There has been some controversy on the exact quantity of CO2 produced. Electricity generation is not a globally homogenous quantity – some countries have extremely low carbon electricity, some much higher. Bristol University, the International Energy Agency and the Shift Project – to name a few – make different assumptions when converting terawatts into carbon emissions. However, the total amount of electricity consumed is rarely in dispute. Nor is the trend of year-on-year increase or that most of the world’s electricity is not carbon neutral.
Data center cooling
According to the International Energy Agency, the total energy demand for data centers is around 1% of global electricity consumption. Significant portions of that energy, estimated to be 30-40%, are for the computer room air-conditioning (CRAC) and other cooling equipment to prevent equipment failures and melting. The bottom line, the amount of greenhouse gases released from working and playing online will not get most climate activists smashing the like and subscribe buttons.

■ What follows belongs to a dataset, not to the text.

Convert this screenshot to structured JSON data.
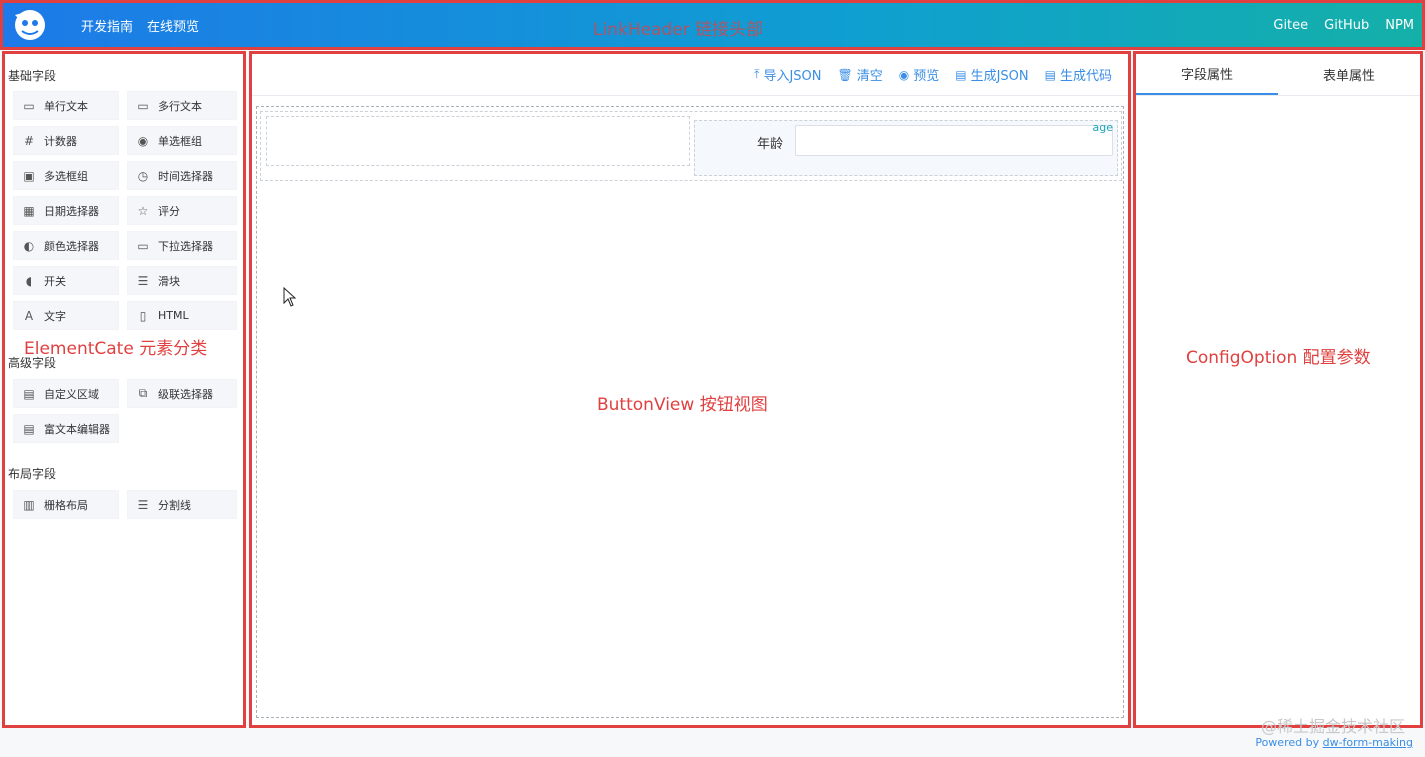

Cryptocurrency and NFTs
To make it worse, that 1% does not include other significant sources like cryptocurrency mining, which also uses up quite a bit of electricity. These short videos from Jack Corbett of NPR’s Planet Money explain how cryptocurrency mining and non-fungible tokens (NFTs), which both use blockchain technology, are contributing to the problem:
So far, I’ve focused on the usual suspects: streaming, video conferencing, gaming, and social media. With good reason. Almost 80% of the data capacity pie goes to Netflix, YouTube, Facebook and the makers of the wildly popular Call of Duty and Fortnite games.
Enter the Metaverse. You’ve heard (and stopped listening to) various hot takes on it. This emerging immersive experience means internet traffic will continue to rise at an accelerated pace. With greater data demands comes greater electricity consumption and carbon emissions. How much more? Again, it is hard to get a consensus on the exact number, just that it is trending up.
Websites such as Readyplayer.me can create your custom avatar for the metaverse with just one picture (left) and lots of digital makeover magic (right) – courtesy of Readyplayer.me
I could have
wasted much more time done further valuable research online exploring the metaverse. Hopefully, when Mr. Zuckerberg announced his company’s latest “Meta” morphosis, you caught the snazzy videos of the virtual reality collaborative workspaces they are launching. If not, I suggest you use 2004’s fifth most popular brand to find it. There’s no question; we are going from the modern age to the postmodern age of connectivity. We just need to take the carbon out of it.
Most commonly searched for solutions
The way forward can be summarized as follows:
- Reduce emissions at the source with low or no carbon electricity
- Improving efficiency to reduce electrical demand, slowing down future carbon emissions
Using Simcenter, data center cooling simulations help achieve more efficient cooling with minimal energy and component cost expenditure. Without such insight from a holistic digital twin, choices that seem logical might disproportionately increase data center operational costs. I want to drop a few items on this topic in the group chat which you might find interesting:
- The first is the Datacenter HVAC Design Guide. This guide explores how to consider alternative designs to pick the right approach for your facility and de-risk the design by investigating different operational scenarios.
- The second is Datacenter design – the secret of Facebook’s highly efficient servers. Facebook (now known as Meta) set out to significantly improve its power efficiency, cost, reliability, serviceability, and environmental footprint. Read the article to learn more.
- The last item is an on-demand webinar: Datacenters cooling triple play: availability, reliability and efficiency. Watch this system engineering webinar and learn how to utilize system simulation principles to reduce the development time and verify if new cooling technologies satisfy energy efficiency objectives.